* [Problem details]
Below is a listing. Output every line of it exactly.

* [Records to process]
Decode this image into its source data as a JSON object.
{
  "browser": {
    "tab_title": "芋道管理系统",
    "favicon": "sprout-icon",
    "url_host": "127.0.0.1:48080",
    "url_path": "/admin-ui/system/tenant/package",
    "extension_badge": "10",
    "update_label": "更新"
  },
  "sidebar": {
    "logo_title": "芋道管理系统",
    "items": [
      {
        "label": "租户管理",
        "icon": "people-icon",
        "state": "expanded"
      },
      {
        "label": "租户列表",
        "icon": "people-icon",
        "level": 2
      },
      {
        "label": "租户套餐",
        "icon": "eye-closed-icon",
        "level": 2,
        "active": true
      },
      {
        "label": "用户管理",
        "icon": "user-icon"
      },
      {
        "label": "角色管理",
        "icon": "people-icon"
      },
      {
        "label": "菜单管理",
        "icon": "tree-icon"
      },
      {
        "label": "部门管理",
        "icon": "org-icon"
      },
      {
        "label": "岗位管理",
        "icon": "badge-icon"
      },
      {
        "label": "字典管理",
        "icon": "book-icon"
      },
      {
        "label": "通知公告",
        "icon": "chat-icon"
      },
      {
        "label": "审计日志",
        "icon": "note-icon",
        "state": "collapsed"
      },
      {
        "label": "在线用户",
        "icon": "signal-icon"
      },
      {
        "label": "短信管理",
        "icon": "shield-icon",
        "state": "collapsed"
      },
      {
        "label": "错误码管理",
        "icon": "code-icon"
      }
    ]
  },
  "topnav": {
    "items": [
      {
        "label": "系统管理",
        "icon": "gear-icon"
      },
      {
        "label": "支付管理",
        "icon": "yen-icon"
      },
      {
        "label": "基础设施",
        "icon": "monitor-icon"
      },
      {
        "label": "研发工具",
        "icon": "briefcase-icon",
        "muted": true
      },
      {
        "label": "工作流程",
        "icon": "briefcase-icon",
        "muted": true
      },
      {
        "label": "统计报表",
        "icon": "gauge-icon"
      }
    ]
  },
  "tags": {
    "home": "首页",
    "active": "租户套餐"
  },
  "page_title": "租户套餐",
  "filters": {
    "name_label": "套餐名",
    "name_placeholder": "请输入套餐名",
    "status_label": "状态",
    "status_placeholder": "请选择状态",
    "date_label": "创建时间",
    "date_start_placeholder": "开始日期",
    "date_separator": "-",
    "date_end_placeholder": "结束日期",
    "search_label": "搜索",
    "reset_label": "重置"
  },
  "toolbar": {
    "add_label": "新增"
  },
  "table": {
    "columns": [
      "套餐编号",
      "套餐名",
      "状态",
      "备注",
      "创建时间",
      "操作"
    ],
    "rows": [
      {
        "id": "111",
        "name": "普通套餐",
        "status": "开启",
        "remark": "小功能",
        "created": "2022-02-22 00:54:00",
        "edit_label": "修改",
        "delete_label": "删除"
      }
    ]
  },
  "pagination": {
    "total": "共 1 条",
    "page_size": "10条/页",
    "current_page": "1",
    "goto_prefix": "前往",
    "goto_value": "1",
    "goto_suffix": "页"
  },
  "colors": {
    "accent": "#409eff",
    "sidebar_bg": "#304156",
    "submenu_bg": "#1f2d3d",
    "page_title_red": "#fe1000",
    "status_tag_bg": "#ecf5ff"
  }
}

* [Exercise output]
Decode this image into its source data as a JSON object.
{
  "browser": {
    "tab_title": "芋道管理系统",
    "favicon": "sprout-icon",
    "url_host": "127.0.0.1:48080",
    "url_path": "/admin-ui/system/tenant/package",
    "extension_badge": "10",
    "update_label": "更新"
  },
  "sidebar": {
    "logo_title": "芋道管理系统",
    "items": [
      {
        "label": "租户管理",
        "icon": "people-icon",
        "state": "expanded"
      },
      {
        "label": "租户列表",
        "icon": "people-icon",
        "level": 2
      },
      {
        "label": "租户套餐",
        "icon": "eye-closed-icon",
        "level": 2,
        "active": true
      },
      {
        "label": "用户管理",
        "icon": "user-icon"
      },
      {
        "label": "角色管理",
        "icon": "people-icon"
      },
      {
        "label": "菜单管理",
        "icon": "tree-icon"
      },
      {
        "label": "部门管理",
        "icon": "org-icon"
      },
      {
        "label": "岗位管理",
        "icon": "badge-icon"
      },
      {
        "label": "字典管理",
        "icon": "book-icon"
      },
      {
        "label": "通知公告",
        "icon": "chat-icon"
      },
      {
        "label": "审计日志",
        "icon": "note-icon",
        "state": "collapsed"
      },
      {
        "label": "在线用户",
        "icon": "signal-icon"
      },
      {
        "label": "短信管理",
        "icon": "shield-icon",
        "state": "collapsed"
      },
      {
        "label": "错误码管理",
        "icon": "code-icon"
      }
    ]
  },
  "topnav": {
    "items": [
      {
        "label": "系统管理",
        "icon": "gear-icon"
      },
      {
        "label": "支付管理",
        "icon": "yen-icon"
      },
      {
        "label": "基础设施",
        "icon": "monitor-icon"
      },
      {
        "label": "研发工具",
        "icon": "briefcase-icon",
        "muted": true
      },
      {
        "label": "工作流程",
        "icon": "briefcase-icon",
        "muted": true
      },
      {
        "label": "统计报表",
        "icon": "gauge-icon"
      }
    ]
  },
  "tags": {
    "home": "首页",
    "active": "租户套餐"
  },
  "page_title": "租户套餐",
  "filters": {
    "name_label": "套餐名",
    "name_placeholder": "请输入套餐名",
    "status_label": "状态",
    "status_placeholder": "请选择状态",
    "date_label": "创建时间",
    "date_start_placeholder": "开始日期",
    "date_separator": "-",
    "date_end_placeholder": "结束日期",
    "search_label": "搜索",
    "reset_label": "重置"
  },
  "toolbar": {
    "add_label": "新增"
  },
  "table": {
    "columns": [
      "套餐编号",
      "套餐名",
      "状态",
      "备注",
      "创建时间",
      "操作"
    ],
    "rows": [
      {
        "id": "111",
        "name": "普通套餐",
        "status": "开启",
        "remark": "小功能",
        "created": "2022-02-22 00:54:00",
        "edit_label": "修改",
        "delete_label": "删除"
      }
    ]
  },
  "pagination": {
    "total": "共 1 条",
    "page_size": "10条/页",
    "current_page": "1",
    "goto_prefix": "前往",
    "goto_value": "1",
    "goto_suffix": "页"
  },
  "colors": {
    "accent": "#409eff",
    "sidebar_bg": "#304156",
    "submenu_bg": "#1f2d3d",
    "page_title_red": "#fe1000",
    "status_tag_bg": "#ecf5ff"
  }
}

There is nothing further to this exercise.